The first interesting result from Ho and Yetman is that some version of the stall concept is probably valid for many economies, but that the precise definition of slow growth may matter quite a lot. They test several variant definitions – first, a stall may simply be growth below a threshold, or it may require that growth was, in the previous quarter, above the threshold, and newly fell below it. And second, the threshold may be fixed, or it may be defined relative to trend growth, defined as the average growth rate over the previous 10 years. They find the most significant results when the threshold varies with trend growth, and when growth must have newly dropped below the threshold. In this case, they test whether the stall concept can improve GDP forecasting one-, two-, three-, or four-quarters ahead, in each of 44 countries, and find that in 79% of cases forecasting is improved. Results from other definitions of stall were much less impressive. Although Nalewaik's studies are quite different, this suggests that the Nalewaik algorithm might be more accurate with a variable threshold that depends on trend growth.

Recall that Nalewaik's stall-detection algorithm uses not only GDI, but also interest rates, the unemployment rate, and building starts. The popular press simplified Nalewaik's observations to the idea that a low growth rate would likely mark a coming recession but, in fact, Nalewaik is careful to point out that one needs all four observations, and that GDI in isolation is a weak predictor. This point is underlined by a second interesting result from Ho and Yetman, who find that in some economies slow growth is more likely to be followed by a rebound than by a further fall. Somewhat counter-intuitively, in some countries both algorithms built on the stall concept, and algorithms built on the rebound concept, can give improved results over algorithms with neither concept – in this case the two classes of algorithms are picking up different features in the data. These results show the importance of including other indicators than can help differentiate between a temporary dip and generally deteriorating conditions.

All in all, the results of Ho and Yetman

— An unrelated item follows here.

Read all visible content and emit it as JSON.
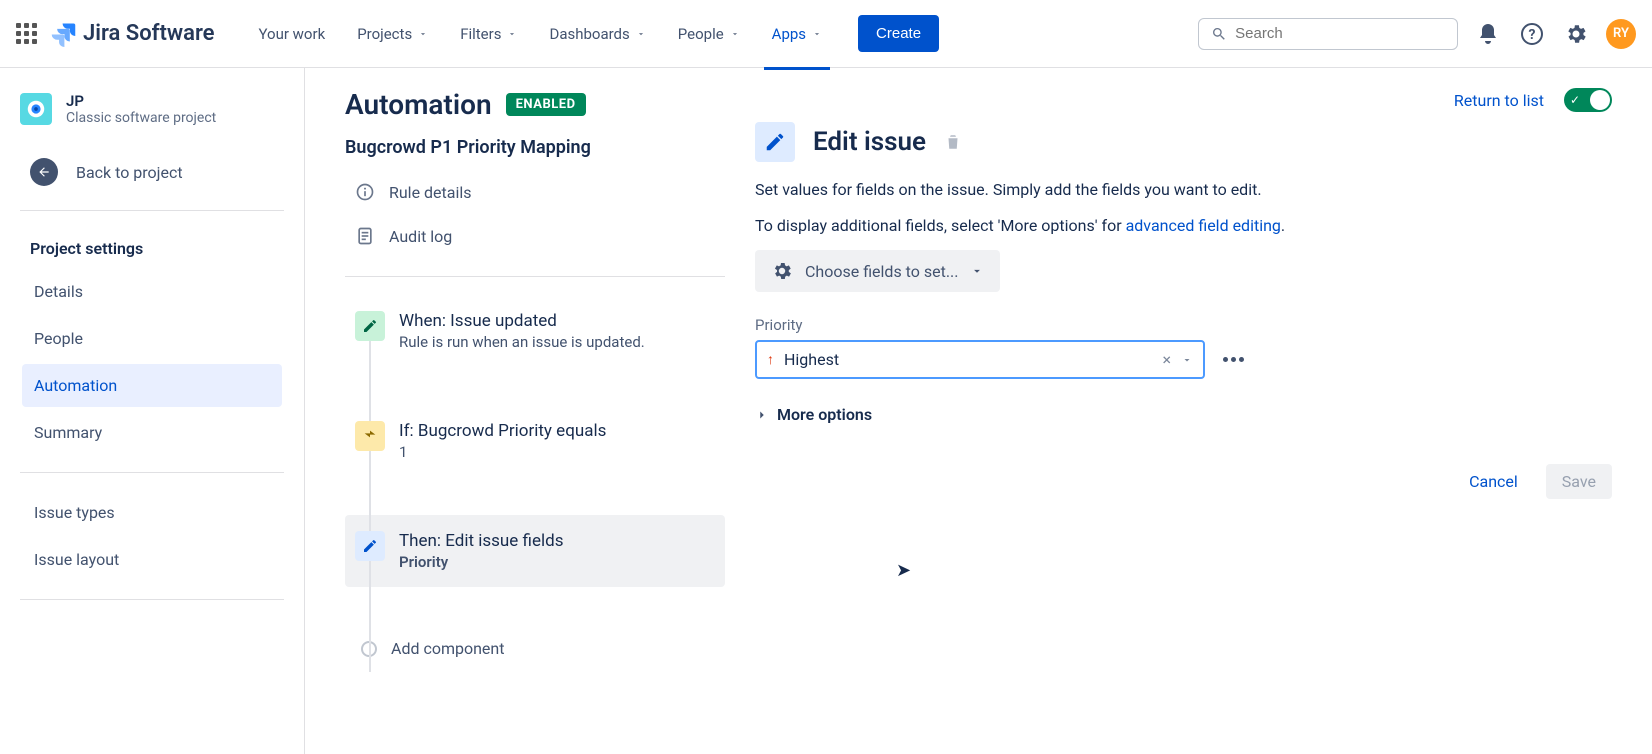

  1. Confirm that some form of the stall concept is important in many economies, not just the US
  2. Suggest that further research may increase forecasting accuracy if variations in the precise definition of “slow growth” are tested
  3. Confirm that GDI should not be used in isolation, but that a number of indicators are necessary to suggest a stall